This individual would have not been arrested for the warrant if he had been truthful and had not provided officers a false identification. The Flock license plate readers did not locate nor identify this individual as a wanted person. The LPRs provided officers an immediate investigative lead to further the shots fired call.”

Lexington, Ky.–Lexington Police Department is facing criticism after it emerged that they arrested the wrong man on a murder warrant. According to defense attorney Abe Mashni, the man police arrested last week had been dead for several years.

Defense Attorney Abe Mashni (Mashni Law)

The man’s name was Nicholas Ruiz, but Mashni says his client’s name was Javier Manriquez, who is still alive. Mashni called for a retraction from the police and said that his client’s reputation had been harmed. The police department credited the Flock cameras for the arrest. The controversial cameras have been a topic of debate in the Lexington community for several months.

Mayor Linda Gorton has previously praised the success of the Flock cameras and called for a new surveillance program. She claimed that the cameras had helped solve murders, burglaries, stolen vehicles, and violent assaults. In her budget address on April 18, she announced that more than half of the 100 Flock cameras planned to be installed around the city had already been set up.

However, this latest incident has raised concerns about the accuracy of the cameras and whether they are infringing on people’s privacy. The Lexington community has previously expressed concern over the push for more Flock cameras. “If the money is already allocated, the money will be there. Why don’t we wait for some data? We have elderly people who were for the flock cameras in the beginning.
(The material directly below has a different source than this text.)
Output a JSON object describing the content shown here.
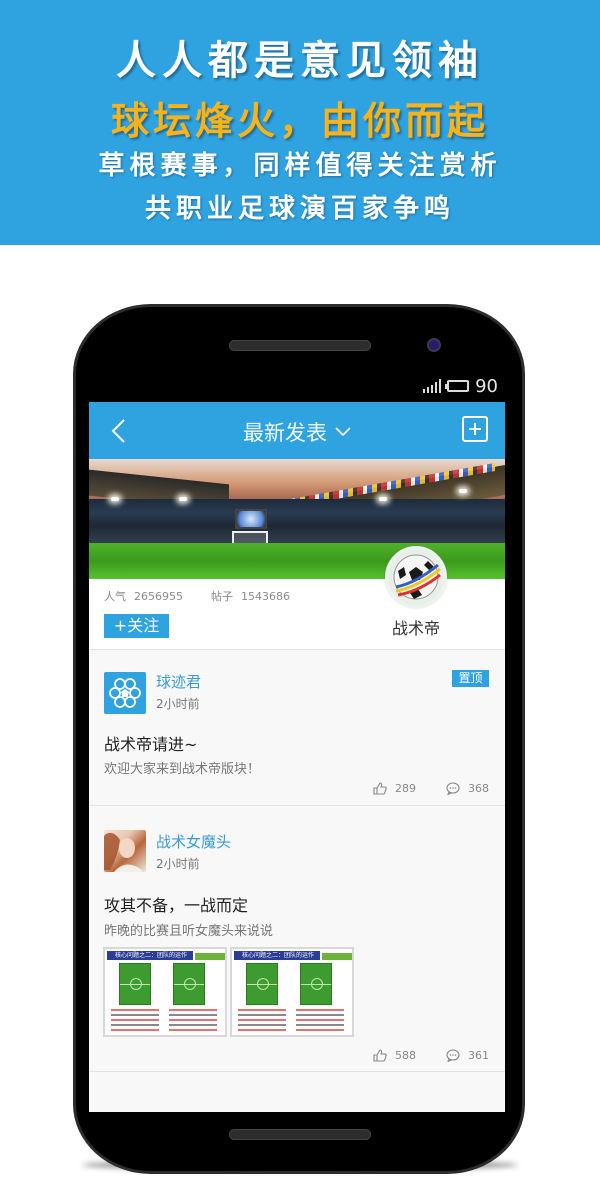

Now they’re questioning because their houses have been shot up,” current Council Member Tayna Fogle said in December.

The police claim that the Flock cameras have been successful in recovering stolen vehicles and filing charges using the license plate readers. But with this latest incident, there are calls for the police to hold off on expanding the project until there is more data to prove its effectiveness.
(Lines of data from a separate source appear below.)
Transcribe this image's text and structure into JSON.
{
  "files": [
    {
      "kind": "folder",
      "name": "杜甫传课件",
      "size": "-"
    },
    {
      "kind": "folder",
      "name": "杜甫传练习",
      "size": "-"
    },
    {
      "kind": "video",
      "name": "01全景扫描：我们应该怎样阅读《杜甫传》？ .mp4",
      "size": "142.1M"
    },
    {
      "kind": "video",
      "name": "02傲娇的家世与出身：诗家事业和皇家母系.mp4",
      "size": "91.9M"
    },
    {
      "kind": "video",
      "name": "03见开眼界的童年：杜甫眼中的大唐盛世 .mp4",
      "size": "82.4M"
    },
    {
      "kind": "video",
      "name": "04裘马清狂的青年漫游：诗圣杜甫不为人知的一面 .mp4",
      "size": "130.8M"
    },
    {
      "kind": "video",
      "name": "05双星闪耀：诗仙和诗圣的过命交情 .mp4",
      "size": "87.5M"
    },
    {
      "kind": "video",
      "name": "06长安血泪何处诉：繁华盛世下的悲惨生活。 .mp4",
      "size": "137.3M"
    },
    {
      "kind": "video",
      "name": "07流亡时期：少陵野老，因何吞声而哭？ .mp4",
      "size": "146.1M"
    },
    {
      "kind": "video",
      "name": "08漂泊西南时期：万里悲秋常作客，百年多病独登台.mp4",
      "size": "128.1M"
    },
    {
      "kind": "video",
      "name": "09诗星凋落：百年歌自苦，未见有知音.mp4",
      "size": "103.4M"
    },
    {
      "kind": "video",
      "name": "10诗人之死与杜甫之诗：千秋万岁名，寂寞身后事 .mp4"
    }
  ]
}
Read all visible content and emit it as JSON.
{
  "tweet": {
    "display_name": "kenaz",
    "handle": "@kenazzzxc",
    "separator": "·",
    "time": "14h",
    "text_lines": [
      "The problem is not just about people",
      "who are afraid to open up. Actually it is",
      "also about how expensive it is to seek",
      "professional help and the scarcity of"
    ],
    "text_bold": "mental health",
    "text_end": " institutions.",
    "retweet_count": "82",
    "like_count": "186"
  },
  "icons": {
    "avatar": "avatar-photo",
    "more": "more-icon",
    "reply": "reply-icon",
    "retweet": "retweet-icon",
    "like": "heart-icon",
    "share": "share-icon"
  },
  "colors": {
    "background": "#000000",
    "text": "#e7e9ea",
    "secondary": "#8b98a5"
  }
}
The investigation into how the police identified the wrong person is ongoing, and the police department and the City have not yet commented on the incident. As for Manriquez, his case was resolved in Fayette District Court on Wednesday, but it remains to be seen whether he will take any further action against the police department.

Photo: A Flock automated license plate reader at Liberty Road and Fortune Drive in Lexington. (The Lexington Times)